That doesn't mean he thinks it's going to happen. And many share that view, given the Bay Area's expensive land, high wages and steep taxes (though companies, including Apple, have shown great creativity in reducing their tax bills).
But hear me out.
First, let's look at what Apple CEO Tim Cook said earlier this month about bringing some Mac production back next year: Apple will spend $100 million on the initiative, which will be carried out by a contract manufacturer. (Think Foxconn and the like, but probably Foxconn.)
We can assume that the U.S. Mac factory is going to be a relatively small operation, given that Cook is talking about only a piece of a small slice of what Apple makes. (Annual figures: 125 million iPhones, 58.3 million iPads, 18 million Macs.) Let's stipulate that Apple isn't going to give up its enviable profits on the Mac to make the move, because you don't end up sitting on $121.2 billion in cash by giving up enviable profits.

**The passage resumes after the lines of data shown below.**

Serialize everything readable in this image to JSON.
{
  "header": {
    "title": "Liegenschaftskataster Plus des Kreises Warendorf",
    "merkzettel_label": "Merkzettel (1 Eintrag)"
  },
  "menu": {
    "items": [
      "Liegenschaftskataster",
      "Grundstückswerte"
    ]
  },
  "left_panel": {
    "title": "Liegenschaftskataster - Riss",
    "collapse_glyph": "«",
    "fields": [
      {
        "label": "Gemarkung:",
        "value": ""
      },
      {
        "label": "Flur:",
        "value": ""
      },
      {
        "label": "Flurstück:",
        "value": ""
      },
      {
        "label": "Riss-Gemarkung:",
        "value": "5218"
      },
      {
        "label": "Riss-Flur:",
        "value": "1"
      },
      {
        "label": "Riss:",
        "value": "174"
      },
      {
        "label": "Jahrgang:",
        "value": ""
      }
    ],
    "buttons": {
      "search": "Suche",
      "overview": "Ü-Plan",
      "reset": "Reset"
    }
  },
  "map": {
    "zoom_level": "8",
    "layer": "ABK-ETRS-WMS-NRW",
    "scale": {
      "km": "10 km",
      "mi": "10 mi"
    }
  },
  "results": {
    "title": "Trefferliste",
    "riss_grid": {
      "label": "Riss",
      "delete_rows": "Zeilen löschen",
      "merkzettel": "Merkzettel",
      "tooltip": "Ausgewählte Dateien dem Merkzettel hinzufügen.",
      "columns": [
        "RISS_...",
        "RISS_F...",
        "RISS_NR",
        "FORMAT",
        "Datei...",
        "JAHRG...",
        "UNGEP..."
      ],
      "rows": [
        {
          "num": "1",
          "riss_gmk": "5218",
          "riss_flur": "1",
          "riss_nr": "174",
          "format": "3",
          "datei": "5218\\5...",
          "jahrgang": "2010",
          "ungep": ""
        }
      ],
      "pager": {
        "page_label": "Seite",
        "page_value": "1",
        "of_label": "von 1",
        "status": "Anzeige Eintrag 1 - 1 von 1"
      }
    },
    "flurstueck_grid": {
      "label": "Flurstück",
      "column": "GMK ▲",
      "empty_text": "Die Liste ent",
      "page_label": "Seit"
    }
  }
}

Next, let's talk about Silicon Valley, in particular, as a manufacturing mecca. Sure, CEOs complain about what a tough place this is to make things, but actions speak louder than words. The valley has a bigger percentage of its workforce in the manufacturing sector than all but one other major metro area in the country, according to a May Brookings Institution study. (Wichita, Kan., with its aerospace jobs is No. 1.) The number of manufacturing jobs in the valley is rising modestly, fueled by small operations making highly sophisticated and early iteration components and products.
And Foxconn, Apple's go-to contract manufacturer, already has a significant presence in the valley, with large production plants in San Jose and Santa Clara and more than 550 area employees working on prototypes and testing and assembling products and systems for local tech companies.
Now, let's speculate as to how Apple can finally and cost-effectively pull off a move that it's been talking about for years. "One thing that Apple does, that the other guys don't do, they actually sometimes invent the manufacturing process," says Tim Bajarin, a Creative Strategies analyst who's followed Apple for years. "I wouldn't be surprised if Apple had an innovative breakthrough in manufacturing that they could apply in the U.S."
Apple, which rarely talks about its strategy, would provide no further details about the move on Tuesday. But we all know that Apple can cook up stunning designs and new ways of doing things when it comes to consumer products. Think iPhone, iPad and the original Mac, for that matter. The skill apparently carries over to manufacturing. See, when you're making things that no one else has ever made, it's up to you to figure out how to make them.
"They've had to sometimes actually invent the manufacturing devices, the actual machinery in order to do it," Bajarin says. The Mac initiative, he adds, "is probably a good first step to see if what they're doing could work."
And if that's so, it would be the best reason for Apple to build its new factory in the Bay Area. In product terms, I'm thinking of the U.S. Mac factory as a prototype, or at least as factory 1.0. When the robots and assembly lines start revving up and cranking out Macs, things are going to go wrong or at least not as right as they should.
There will be tweaking and rethinking and factory 2.0. Designers and executives in Cupertino will want to be able to zip down the freeway to check on their newest factory and latest innovation.
Among other things, a local Mac factory would serve the same purpose as the faux Apple store Jobs and then-retail chief Ron Johnson set up in a Cupertino warehouse before the retail concept launched. The two would meet at the faux store every week, Walter Isaacson wrote in the biography "Steve Jobs," and the Apple CEO would bring friends and advisers over for their thoughts.
"If there was some truth to that," Moretti says of the theory of an Apple breakthrough in manufacturing, "then, yes, that could definitely benefit from proximity."
In other words, under the right circumstances the case for bringing the Mac back to the Bay Area is a strong one -- whether you're a hopeless sentimentalist or a steely-eyed pragmatist.
Contact Mike Cassidy at firstname.lastname@example.org or 408-920-5536. Follow him at Twitter.com/mikecassidy.